Spring is coming. Apparently.

January, for me, is a terrible month. It is full of anniversaries of the loss of beloved people from my life. It's cold, dark, and sunny days are few and far between. And I am usually battling the pounds, losing them from the wrong places - i.e. my bank account and not my body.

My poor husband's birthday is in the middle of January. I feel sorry for people like him. Nobody really likes January, do they? Everyone's poor after spending so much money over Christmas, everyone wants to lose weight, everyone's wants to do a Dry January (not in this house they don't!). The poor January birthday people get a raw deal.

Of course I did try to put on a brave face, and I think I managed it, mostly.

But then it was back to misery. Not only did we lose David Bowie and Alan Rickman but then the real kicker came - Terry Wogan. I'm not going to go on effusing about these amazing people who have been there throughout my life. Suffice to say, my grief levels have escalated.

Then there are beloved people around me, who are fighting with 'proper' illnesses. Cancer. All I have is a particularly bad bout of depression (and Type II Diabetes - which really is my own fault cos I am overweight; and high blood pressure - ditto; and plantar fasciitis - ditto... you get my drift). But my problems are not life-threatening. There's always someone worse off blah blah blah. I don't want to use the sadness of their situations to fuel my wallowing further. 

Depression is like quicksand. It sucks you in. You can fight to get out, but you get more stuck. 

Depression is like a heavy blanket. Unable to throw it off, you pull it tighter round yourself.

I know there are things I could do, should do, to help myself.

'Get out more. Have some fresh air'. Have you seen the fucking weather lately? Fuck off, I would rather stay indoors.

'Exercise', they say. 'It releases endorphins that make you feel better'. I'm sure it does, if only I could be arsed. But I am too tired. Too broke. My feet hurt. I'm too fat to run. I haven't got time (there will always be an excuse).

I am tired.


We are over half way through February.  It is time to come out of hibernation. Time to kick my own butt (which is, you have to admit, quite hard to do without falling over).

But I'm going to do it. Instead of being bogged down with grief, worries about money (or lack of it), and fears about things I can do nothing about, I am going to get my arse in gear and join the land of the living. I have a book to write, after all. And I need to promote this blog.

Just bear with me. It's still cold out there.

Friday, 12 February 2016

Book Review - Fractured by Clar Ni Chonghaile

Peter Maguire has been kidnapped in Somalia’s capital, Mogadishu. He does not know where he is or what is going to happen to him.

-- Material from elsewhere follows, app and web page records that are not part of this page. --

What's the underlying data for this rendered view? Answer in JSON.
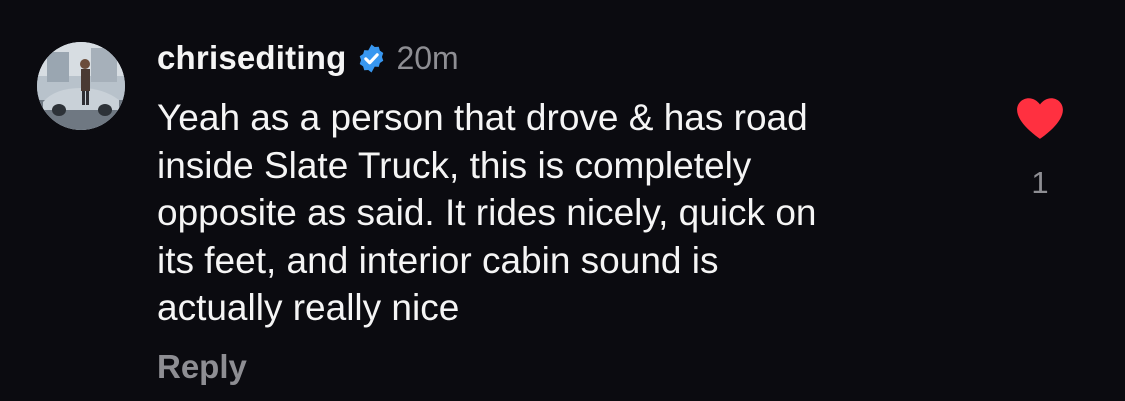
{
  "comment": {
    "username": "chrisediting",
    "verified_icon": "verified-badge-icon",
    "timestamp": "20m",
    "text": "Yeah as a person that drove & has road\ninside Slate Truck, this is completely\nopposite as said. It rides nicely, quick on\nits feet, and interior cabin sound is\nactually really nice",
    "reply_label": "Reply",
    "like_icon": "heart-icon",
    "like_count": "1"
  },
  "colors": {
    "background": "#0b0b10",
    "text": "#f5f5f5",
    "muted": "#8e8e93",
    "verified": "#3897f0",
    "heart": "#ff3040"
  }
}
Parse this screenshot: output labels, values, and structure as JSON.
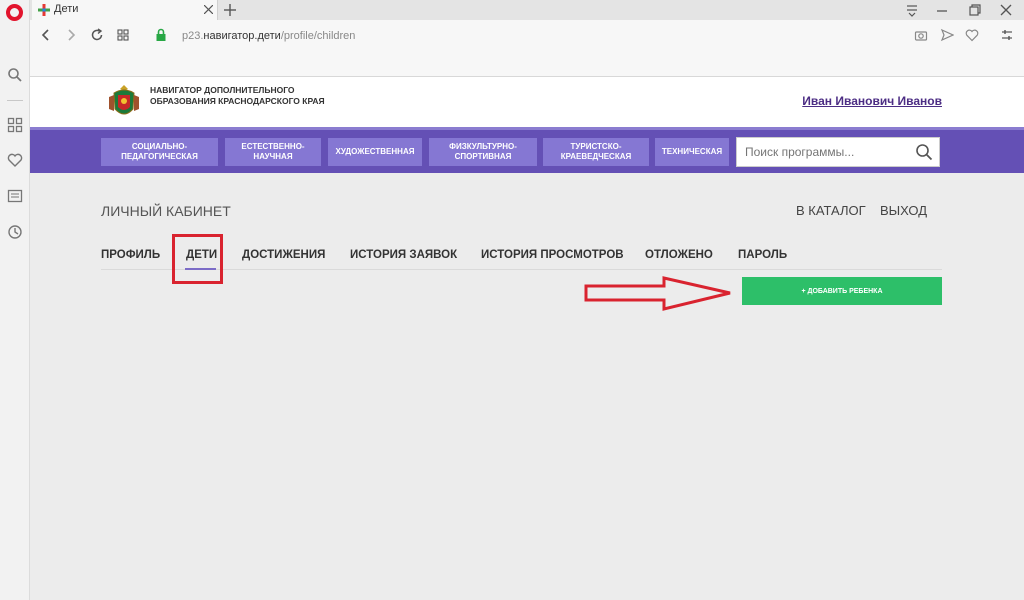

The journalist is filled with fear and, as the days go by, this dread of the unknown is shot through with remorse for the mistakes of his past. Peter’s mother Nina comes to Somalia to wait for her son’s release. His plight forces her to relive another trauma—the fatal shooting in Liberia of Shaun Ridge, a young photographer she once loved, and Peter’s real father. Abdi, a Somali teenager working with Peter’s captors strikes a tenuous friendship with the prisoner based on a shared feeling of captivity. He decides to help Peter escape. Together they set off into the barren vastness of a land filled with danger. Three people must journey into one of the world’s most dangerous places, the human mind, to answer the question: are we ever truly free?